Opening doors to better business engagement

Dr Julian Sorrell is Business Development Manager at Leeds Beckett University and has overseen the University’s engagement with the Translate programme.

As an institution, Leeds Beckett University is benefitting hugely from Translate – in part because the programme’s approach very closely mirrors our own, with an emphasis on bringing together effective partnerships to co-develop innovative new products and services.

Establishing effective networks

An important part of Translate is its ability to create a collaborative environment. We’ve certainly expanded our network of relevant business contacts through engagement with the Translate programme – and this is an area where Leeds Beckett already takes an innovative approach.

One example is our University Business Centres (UBCs), set up, not on our campuses like many universities, but across West Yorkshire. These act as shopfronts for the University, offering business space, support and training and helping us to have a wider reach, particularly to SMEs. The UBC in Leeds is focused purely on digital technology: maybe one day it will house a start-up that we can trace directly back to the Translate programme.

Co-developing solutions

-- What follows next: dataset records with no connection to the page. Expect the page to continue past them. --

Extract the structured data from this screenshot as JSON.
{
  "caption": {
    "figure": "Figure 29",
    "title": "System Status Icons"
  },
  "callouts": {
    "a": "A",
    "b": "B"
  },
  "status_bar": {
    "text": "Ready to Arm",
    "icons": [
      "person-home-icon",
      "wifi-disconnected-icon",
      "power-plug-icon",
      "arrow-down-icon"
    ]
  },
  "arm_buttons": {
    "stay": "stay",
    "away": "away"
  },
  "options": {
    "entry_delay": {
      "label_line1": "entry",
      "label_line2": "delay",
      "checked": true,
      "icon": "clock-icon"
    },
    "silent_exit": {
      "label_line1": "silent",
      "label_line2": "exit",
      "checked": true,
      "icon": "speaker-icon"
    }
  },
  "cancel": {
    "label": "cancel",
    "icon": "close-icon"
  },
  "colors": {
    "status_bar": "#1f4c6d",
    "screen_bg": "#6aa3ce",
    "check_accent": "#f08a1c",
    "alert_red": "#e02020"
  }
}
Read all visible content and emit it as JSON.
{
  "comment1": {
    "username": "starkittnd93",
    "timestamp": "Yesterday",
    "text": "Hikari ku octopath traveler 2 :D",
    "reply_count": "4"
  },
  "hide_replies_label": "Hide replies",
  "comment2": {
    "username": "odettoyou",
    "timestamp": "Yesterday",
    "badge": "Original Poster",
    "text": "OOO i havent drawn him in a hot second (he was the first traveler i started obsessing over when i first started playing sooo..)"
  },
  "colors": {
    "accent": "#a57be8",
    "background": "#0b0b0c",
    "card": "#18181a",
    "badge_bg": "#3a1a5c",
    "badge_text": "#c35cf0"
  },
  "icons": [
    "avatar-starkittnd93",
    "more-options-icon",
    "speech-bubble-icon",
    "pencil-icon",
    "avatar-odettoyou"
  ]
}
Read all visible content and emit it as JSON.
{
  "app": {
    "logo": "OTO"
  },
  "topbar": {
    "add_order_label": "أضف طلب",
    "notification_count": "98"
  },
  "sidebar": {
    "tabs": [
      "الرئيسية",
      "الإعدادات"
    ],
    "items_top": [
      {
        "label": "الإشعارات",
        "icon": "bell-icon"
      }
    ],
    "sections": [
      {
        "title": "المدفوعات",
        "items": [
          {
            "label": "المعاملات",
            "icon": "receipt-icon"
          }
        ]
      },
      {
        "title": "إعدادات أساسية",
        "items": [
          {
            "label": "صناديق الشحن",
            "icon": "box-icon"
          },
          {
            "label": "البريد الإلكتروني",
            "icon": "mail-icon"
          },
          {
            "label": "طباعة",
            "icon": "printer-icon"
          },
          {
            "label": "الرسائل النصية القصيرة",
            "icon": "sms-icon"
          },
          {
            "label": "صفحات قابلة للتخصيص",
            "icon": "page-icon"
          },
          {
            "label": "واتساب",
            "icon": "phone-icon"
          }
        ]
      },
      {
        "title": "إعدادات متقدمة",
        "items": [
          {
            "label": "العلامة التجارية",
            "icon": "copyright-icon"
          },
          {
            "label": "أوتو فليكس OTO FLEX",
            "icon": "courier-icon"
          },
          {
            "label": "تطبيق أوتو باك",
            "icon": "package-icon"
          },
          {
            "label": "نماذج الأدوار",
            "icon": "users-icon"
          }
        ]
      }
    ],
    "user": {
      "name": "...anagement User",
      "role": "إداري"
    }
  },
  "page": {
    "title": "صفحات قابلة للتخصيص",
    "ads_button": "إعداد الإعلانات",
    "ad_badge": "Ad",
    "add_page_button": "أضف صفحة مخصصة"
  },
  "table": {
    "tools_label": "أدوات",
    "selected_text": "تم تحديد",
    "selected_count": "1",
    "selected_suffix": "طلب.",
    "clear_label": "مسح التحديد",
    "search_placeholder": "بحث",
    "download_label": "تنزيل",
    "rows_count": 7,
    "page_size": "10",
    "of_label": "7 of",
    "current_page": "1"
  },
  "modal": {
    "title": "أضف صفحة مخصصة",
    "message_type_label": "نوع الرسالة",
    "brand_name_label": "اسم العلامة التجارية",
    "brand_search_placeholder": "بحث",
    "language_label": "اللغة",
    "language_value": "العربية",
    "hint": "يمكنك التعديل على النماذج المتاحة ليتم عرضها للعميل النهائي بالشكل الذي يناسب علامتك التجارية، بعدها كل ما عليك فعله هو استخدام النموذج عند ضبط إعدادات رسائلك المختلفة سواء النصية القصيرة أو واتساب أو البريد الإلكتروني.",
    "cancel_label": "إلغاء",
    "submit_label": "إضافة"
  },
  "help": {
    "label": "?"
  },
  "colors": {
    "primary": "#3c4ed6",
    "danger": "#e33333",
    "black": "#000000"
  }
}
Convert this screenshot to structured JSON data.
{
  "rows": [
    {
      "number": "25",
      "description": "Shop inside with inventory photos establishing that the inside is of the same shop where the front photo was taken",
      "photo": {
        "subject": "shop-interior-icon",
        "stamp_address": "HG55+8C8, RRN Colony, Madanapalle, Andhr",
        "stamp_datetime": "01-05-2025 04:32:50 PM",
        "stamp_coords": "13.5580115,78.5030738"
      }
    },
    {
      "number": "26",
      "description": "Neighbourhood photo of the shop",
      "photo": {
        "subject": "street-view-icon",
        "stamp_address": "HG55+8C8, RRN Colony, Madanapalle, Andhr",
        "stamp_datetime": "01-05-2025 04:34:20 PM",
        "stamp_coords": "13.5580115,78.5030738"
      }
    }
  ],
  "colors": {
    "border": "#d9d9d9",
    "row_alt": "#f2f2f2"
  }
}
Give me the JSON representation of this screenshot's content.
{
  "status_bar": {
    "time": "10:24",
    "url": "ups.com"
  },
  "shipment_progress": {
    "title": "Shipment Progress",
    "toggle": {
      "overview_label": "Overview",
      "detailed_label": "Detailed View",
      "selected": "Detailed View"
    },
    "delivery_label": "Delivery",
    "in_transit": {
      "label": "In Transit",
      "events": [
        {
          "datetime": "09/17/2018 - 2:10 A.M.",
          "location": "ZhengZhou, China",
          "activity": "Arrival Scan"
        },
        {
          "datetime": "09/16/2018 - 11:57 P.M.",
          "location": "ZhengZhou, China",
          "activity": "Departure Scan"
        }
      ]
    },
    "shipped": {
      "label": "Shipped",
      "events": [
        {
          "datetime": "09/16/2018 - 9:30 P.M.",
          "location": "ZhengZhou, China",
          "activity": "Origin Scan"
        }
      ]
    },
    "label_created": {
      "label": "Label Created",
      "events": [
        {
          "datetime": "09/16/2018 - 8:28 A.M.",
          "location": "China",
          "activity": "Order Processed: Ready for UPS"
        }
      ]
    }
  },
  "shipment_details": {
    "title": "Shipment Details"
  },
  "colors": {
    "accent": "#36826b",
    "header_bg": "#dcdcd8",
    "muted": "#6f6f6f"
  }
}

But business engagement is only one part of the picture for medtech innovation – the collaboration has to include clinicians and end users, often patients or those with long-term conditions. Again, this is an area where we had already been developing new approaches, that have a direct synergy with Translate. We co-funded, for example, a post with Assistive Living Leeds (ALL), an arm of Leeds City Council that deals with assistive technologies and support for people with disabilities and the elderly.  This led to the creation of ALLINN – the Assistive Living Leeds Innovation Lab – which provides end-user consultation and needs analysis services to companies developing assisted living technologies.

In 2016, Translate worked with ALLINN to run a workshop on assistive technologies, one of a series of similar workshops bringing academics, clinicians, industry and end users together to identify unmet clinical needs and potential technologies to address them. We recognised the value of this model and so made sure our academics took part in as many of the workshops as possible, creating connections and making new contacts in different client and end user groups. Although of course, not all the workshops led to projects and technologies being taken forward, they did create the right environment, so multi-disciplinary teams could be put together quickly to assess opportunities.

Creating a two-way knowledge exchange

At Leeds Beckett, most of our research is already very applied. But, however experienced they might be, academics rarely have all the skills they need, all the time. Translate has allowed us to increase the level of skills within the University around key technology areas, through secondments with companies or clinical partners – or even other universities. Too often knowledge exchange is seen as one way: academics sharing their expertise. But through Translate, the knowledge exchange has been inward, helping our academics gain the skills they need to progress an medtech idea.

We’ve benefitted in the Business Development Team as well, in particular from the additional IP support available through Translate. The programme has provided tools and expertise to help us analyse business propositions more rapidly, to assess commercial potential and identify next steps, particularly around patient and clinical engagement. We’ve been able to speed up our processes as a result, something that will continue to bear fruit in the future. Above all, our aim is to meet the needs of the region’s business. Through partnerships like the one we’ve established with Translate, we can ensure our contribution delivers real impact.